PolitiFact.com - April 16, 2013
It sounds scary, and PolitiFact says it's "True", but there's more than one way to fund benefits if people decide they are essential. How about this … if an aging population means more people will be needing disability benefits in the future, maybe we can all pay a bit more to fund them?
Teri Weaver, Syracuse Post-Standard - April 15, 2013
These specific cuts are unusual in that they are related to specific cases of corruption and mismanagement in New York State. While there are signs that the cuts may actually lead to improvements in service, greed and fear are powerful forces, and often get their way.
Michelle Diament, Disability Scoop - April 15, 2013
Sheltered Workshops vs. Supported Employment, like Nursing Homes vs. Home Care, is a contest between two distinctly different ways and philosophies of providing essentially the same service to people with disabilities. It is also, in a sense, a conflict between the old and the new, between something that used to be modern and progressive and something new that has moved the field the next few steps forward. But it's not just a change in fashion or fad, its about fairness, civil rights, and people with disabilities making true progress out of segregation and into full participation in the community. It's also about the bland safety of the familiar and the dignity and promise of risk. There's a lot at stake here, and most people without disabilities have no idea there's an argument at all.

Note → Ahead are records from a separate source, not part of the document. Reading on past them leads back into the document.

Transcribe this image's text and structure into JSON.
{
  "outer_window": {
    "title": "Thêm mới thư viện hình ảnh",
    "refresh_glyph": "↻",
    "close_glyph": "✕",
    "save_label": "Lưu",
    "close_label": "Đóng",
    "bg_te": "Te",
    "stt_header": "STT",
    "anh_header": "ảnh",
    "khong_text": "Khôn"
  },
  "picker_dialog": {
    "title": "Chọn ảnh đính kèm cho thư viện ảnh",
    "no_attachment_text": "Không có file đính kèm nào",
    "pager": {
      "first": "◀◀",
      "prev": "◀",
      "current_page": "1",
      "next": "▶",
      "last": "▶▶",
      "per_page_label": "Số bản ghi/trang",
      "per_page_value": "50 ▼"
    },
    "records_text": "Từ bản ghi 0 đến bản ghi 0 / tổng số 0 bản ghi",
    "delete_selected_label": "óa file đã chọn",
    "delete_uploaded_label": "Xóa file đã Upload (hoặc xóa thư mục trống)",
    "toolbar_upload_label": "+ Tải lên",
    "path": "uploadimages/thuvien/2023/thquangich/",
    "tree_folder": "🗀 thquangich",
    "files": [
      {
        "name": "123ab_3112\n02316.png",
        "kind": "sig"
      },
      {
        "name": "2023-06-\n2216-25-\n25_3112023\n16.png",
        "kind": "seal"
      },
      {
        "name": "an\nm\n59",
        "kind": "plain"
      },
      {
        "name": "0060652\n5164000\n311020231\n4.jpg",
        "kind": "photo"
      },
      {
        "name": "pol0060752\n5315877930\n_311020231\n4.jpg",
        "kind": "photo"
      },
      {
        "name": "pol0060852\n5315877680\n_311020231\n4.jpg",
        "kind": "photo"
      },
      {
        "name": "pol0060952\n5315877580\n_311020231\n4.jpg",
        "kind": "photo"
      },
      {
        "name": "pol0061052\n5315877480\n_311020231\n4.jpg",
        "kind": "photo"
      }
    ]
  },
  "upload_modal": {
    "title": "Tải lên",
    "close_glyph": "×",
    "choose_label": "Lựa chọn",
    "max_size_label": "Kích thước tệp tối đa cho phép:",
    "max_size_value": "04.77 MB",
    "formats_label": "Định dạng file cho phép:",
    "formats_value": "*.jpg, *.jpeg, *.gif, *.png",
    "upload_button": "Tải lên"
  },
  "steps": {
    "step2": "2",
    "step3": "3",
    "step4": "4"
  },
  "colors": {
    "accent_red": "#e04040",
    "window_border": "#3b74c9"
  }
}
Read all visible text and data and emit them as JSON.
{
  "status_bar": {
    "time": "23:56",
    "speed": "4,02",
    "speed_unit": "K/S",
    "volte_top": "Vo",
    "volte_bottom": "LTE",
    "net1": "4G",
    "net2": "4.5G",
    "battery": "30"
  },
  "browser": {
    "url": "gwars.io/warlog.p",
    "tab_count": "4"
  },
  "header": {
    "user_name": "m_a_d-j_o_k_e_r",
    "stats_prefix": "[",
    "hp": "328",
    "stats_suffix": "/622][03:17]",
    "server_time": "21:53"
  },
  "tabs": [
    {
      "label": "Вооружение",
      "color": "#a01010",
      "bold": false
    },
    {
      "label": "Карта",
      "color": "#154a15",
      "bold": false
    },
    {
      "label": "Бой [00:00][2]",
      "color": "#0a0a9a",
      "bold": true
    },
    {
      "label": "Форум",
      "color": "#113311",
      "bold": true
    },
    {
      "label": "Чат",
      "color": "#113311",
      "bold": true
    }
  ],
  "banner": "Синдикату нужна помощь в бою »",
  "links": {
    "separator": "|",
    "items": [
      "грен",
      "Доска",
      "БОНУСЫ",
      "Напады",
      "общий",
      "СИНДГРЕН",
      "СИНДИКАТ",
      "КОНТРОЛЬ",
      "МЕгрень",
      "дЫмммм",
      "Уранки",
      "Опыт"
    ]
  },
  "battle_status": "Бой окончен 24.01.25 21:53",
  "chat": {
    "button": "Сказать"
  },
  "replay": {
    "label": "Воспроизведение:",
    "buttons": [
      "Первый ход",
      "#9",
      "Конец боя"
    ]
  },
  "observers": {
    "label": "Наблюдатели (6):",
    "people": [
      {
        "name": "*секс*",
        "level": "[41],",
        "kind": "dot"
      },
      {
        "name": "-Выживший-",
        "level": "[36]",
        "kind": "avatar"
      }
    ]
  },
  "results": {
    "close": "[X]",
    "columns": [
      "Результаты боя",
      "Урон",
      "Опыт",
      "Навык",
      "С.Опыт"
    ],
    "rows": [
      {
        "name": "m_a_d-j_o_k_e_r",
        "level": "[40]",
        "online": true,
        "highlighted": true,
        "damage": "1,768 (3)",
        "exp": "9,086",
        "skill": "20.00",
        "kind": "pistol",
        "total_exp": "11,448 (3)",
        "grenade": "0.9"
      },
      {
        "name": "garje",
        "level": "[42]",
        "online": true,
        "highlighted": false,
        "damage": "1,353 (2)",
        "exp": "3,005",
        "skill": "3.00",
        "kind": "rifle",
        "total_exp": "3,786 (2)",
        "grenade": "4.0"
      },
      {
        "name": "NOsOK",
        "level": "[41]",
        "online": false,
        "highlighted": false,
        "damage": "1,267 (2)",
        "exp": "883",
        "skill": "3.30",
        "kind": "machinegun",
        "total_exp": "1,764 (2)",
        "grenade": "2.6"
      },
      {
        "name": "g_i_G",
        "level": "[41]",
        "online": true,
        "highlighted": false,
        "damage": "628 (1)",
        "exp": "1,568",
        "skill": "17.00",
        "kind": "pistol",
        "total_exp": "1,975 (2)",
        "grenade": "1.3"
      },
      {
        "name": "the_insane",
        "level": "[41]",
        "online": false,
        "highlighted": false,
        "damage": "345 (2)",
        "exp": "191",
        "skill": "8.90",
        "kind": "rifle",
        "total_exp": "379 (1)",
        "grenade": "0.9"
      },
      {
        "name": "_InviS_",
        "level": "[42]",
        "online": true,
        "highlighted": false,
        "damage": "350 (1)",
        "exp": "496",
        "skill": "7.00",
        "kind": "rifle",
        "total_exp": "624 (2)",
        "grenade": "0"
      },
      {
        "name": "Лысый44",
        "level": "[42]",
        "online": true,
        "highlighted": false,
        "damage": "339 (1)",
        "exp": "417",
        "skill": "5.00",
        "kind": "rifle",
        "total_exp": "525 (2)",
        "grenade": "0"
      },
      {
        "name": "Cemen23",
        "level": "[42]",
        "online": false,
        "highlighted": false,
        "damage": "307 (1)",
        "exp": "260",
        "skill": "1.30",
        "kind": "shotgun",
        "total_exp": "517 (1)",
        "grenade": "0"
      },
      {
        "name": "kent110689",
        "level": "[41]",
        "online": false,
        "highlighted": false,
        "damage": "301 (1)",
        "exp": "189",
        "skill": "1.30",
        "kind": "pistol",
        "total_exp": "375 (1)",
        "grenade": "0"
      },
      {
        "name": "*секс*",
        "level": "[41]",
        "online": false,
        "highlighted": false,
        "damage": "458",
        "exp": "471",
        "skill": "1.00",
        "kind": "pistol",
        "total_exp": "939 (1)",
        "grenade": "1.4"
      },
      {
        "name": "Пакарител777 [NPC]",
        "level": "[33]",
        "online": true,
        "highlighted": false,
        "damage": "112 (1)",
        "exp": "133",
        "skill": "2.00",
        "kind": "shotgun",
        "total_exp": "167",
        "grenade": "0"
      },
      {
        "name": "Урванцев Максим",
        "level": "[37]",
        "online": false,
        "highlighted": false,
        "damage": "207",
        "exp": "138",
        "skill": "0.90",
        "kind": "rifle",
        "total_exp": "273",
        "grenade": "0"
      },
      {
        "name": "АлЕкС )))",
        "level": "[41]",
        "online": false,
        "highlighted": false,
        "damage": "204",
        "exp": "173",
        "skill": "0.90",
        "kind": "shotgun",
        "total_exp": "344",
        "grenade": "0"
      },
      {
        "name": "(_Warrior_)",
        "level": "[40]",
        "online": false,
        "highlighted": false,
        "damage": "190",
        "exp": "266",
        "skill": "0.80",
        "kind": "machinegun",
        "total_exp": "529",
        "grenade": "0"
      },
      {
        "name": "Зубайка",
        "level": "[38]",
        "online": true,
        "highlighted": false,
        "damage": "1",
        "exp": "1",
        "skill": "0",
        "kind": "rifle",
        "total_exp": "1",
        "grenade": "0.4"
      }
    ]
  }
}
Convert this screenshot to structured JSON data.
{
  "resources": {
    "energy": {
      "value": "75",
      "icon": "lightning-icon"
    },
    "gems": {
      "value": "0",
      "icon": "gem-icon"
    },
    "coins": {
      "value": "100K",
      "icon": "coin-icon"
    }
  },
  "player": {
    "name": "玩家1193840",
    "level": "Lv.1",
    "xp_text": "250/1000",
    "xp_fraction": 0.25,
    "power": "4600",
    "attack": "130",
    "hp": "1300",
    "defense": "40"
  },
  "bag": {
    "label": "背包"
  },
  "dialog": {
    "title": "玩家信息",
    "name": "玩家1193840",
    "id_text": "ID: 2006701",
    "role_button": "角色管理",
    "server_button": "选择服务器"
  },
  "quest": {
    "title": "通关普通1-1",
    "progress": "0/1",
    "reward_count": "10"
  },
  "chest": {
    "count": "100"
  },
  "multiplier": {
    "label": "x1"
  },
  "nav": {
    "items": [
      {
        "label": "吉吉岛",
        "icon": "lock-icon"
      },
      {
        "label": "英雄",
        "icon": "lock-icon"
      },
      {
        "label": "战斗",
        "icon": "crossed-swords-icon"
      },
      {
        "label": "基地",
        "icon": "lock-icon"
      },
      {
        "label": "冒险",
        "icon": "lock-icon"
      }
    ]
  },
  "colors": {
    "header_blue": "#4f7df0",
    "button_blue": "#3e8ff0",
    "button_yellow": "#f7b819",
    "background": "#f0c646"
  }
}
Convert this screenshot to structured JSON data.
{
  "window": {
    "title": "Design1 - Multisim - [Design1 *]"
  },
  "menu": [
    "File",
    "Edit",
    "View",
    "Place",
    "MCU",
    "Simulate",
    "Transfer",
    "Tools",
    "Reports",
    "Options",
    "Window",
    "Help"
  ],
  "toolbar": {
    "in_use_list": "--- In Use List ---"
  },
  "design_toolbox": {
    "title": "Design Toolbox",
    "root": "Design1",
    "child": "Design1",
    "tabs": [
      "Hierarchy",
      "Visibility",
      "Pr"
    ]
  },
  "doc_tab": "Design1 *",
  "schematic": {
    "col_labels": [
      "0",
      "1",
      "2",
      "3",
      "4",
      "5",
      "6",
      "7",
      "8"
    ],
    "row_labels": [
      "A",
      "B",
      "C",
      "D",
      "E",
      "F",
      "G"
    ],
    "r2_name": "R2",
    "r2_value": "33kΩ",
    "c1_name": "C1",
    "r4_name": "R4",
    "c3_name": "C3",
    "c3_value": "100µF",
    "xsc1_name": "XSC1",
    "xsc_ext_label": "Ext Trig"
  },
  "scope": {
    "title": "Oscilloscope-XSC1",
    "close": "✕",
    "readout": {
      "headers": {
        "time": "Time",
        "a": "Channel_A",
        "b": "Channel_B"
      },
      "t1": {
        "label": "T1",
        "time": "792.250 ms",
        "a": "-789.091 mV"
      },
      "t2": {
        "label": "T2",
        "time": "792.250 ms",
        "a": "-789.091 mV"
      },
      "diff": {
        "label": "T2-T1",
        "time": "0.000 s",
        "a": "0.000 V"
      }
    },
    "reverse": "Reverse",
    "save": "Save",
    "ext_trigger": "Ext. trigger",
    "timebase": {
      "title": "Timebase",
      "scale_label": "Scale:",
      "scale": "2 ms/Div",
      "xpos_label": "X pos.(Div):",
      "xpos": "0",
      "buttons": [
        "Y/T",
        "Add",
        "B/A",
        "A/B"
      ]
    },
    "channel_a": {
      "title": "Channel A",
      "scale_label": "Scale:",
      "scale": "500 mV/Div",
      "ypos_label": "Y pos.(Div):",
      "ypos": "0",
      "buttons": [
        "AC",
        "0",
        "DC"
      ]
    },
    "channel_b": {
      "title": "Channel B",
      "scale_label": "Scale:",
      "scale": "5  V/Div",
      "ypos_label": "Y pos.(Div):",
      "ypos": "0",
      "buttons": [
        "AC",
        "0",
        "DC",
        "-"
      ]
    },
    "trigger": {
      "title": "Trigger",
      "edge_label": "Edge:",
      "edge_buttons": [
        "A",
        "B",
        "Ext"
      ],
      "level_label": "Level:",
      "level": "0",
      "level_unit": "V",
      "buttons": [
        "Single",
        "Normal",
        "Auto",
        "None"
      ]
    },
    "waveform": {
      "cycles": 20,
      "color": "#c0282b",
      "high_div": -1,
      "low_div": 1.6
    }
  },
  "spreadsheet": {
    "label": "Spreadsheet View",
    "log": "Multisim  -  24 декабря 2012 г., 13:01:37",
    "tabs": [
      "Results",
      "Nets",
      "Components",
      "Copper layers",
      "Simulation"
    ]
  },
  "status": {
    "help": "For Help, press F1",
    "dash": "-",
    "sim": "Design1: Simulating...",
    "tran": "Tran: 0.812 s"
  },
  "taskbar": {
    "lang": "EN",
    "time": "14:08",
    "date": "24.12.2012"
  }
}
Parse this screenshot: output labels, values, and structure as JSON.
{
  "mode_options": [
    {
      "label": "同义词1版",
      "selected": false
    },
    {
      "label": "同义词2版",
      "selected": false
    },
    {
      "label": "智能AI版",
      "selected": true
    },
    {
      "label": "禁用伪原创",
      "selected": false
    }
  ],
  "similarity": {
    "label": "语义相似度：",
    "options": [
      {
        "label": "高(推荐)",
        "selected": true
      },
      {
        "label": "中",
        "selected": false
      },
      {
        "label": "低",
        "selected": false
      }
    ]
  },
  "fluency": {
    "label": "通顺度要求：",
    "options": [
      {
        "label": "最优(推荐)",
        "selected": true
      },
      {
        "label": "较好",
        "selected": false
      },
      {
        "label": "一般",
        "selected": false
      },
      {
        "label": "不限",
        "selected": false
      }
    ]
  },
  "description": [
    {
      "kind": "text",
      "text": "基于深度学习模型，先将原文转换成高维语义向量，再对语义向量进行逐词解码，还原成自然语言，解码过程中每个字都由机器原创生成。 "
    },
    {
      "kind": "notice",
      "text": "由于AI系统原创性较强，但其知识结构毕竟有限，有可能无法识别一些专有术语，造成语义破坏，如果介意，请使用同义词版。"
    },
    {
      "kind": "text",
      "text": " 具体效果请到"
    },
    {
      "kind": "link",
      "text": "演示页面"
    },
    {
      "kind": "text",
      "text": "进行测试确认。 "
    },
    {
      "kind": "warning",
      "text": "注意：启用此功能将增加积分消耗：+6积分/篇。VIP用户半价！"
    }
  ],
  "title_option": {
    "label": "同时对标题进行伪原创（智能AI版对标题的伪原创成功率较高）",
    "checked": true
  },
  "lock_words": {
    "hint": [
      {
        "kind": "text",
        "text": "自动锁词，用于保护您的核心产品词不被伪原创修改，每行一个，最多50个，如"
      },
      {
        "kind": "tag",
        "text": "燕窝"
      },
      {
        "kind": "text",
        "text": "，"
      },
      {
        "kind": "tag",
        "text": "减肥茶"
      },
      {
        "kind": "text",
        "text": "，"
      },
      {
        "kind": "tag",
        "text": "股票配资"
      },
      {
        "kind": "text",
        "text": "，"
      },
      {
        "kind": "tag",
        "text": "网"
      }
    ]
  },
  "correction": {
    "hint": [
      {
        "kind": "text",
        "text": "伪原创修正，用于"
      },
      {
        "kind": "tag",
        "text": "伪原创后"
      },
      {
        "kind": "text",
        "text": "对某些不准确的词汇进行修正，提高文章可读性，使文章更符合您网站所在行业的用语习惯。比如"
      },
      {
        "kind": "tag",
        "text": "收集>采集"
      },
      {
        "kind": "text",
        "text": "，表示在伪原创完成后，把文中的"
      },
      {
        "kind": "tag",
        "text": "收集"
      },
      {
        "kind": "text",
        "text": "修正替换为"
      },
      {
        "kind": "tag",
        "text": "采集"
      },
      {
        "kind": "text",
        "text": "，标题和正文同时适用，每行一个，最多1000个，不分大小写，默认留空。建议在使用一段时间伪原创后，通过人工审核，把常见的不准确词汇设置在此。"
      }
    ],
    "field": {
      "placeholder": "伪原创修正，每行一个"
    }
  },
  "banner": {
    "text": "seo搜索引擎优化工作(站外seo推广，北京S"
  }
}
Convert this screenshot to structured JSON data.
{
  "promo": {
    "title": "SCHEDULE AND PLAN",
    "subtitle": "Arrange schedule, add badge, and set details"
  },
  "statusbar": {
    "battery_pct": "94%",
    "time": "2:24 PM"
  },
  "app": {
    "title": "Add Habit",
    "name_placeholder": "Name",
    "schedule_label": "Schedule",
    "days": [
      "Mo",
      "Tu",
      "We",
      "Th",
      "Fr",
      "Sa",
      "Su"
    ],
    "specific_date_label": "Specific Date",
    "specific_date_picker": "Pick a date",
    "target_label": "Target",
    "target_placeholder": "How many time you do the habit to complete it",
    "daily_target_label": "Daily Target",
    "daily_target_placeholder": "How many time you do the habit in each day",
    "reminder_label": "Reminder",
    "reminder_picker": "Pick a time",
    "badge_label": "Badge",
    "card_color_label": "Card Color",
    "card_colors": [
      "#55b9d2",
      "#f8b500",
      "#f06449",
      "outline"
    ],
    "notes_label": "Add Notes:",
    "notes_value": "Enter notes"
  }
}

Michelle Diament, Disability Scoop - April 13, 2013
What's more important in a media portrayal of disability … being realistic or being positive? I haven't seen this episode, though I definitely plan to, but here's my initial thought. People with Down Syndrome are too often portrayed as innocent, angelic, and could use a bit of moral complexity to show that they're just as human as anyone else. However, accomplishing this with a plot involving a gun in a school … right about now … was probably not the best idea.
Michael McIntyre, Cleveland.com - April 13, 2013
I liked this story. Maybe "inspirational" disability stories wouldn't be so revolting if they bothered to explain how the person with disabilities does what he or she does? This article does that, by describing the new surgeon's stand-up wheelchair. He's a brave, determined man for sure, but we also learn that he's got tools, and that makes all the difference to me.